Go through the data below line by line and count those containing the word "scout". Reply with the count only.

Saved data entries
^^^^
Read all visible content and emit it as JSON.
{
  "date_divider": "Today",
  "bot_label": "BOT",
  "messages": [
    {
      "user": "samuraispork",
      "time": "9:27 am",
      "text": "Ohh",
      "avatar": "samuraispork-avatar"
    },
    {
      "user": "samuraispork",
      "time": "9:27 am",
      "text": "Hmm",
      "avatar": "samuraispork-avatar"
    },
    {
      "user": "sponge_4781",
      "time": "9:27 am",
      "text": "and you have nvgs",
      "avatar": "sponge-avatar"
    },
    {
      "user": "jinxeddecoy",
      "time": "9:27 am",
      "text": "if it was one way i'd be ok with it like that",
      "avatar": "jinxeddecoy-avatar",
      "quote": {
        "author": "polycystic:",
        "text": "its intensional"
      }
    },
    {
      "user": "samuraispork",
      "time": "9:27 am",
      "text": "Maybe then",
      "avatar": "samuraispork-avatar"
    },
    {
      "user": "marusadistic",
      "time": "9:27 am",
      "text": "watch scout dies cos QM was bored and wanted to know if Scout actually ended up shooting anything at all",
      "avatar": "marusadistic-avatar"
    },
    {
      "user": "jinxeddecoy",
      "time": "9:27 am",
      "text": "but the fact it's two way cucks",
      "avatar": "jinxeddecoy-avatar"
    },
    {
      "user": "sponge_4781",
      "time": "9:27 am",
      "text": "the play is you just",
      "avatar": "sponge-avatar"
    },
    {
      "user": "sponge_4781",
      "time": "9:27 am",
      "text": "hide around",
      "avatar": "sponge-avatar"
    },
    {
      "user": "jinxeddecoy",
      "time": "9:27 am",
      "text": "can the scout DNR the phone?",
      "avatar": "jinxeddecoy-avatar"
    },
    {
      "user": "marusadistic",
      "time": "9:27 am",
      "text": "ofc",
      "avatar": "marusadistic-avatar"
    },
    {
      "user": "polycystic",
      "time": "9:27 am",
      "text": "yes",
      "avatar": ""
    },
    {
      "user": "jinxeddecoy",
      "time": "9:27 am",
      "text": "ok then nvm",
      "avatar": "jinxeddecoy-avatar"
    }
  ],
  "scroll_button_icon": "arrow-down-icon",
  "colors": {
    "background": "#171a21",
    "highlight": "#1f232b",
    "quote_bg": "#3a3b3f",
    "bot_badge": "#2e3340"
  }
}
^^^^
● **Answer**
2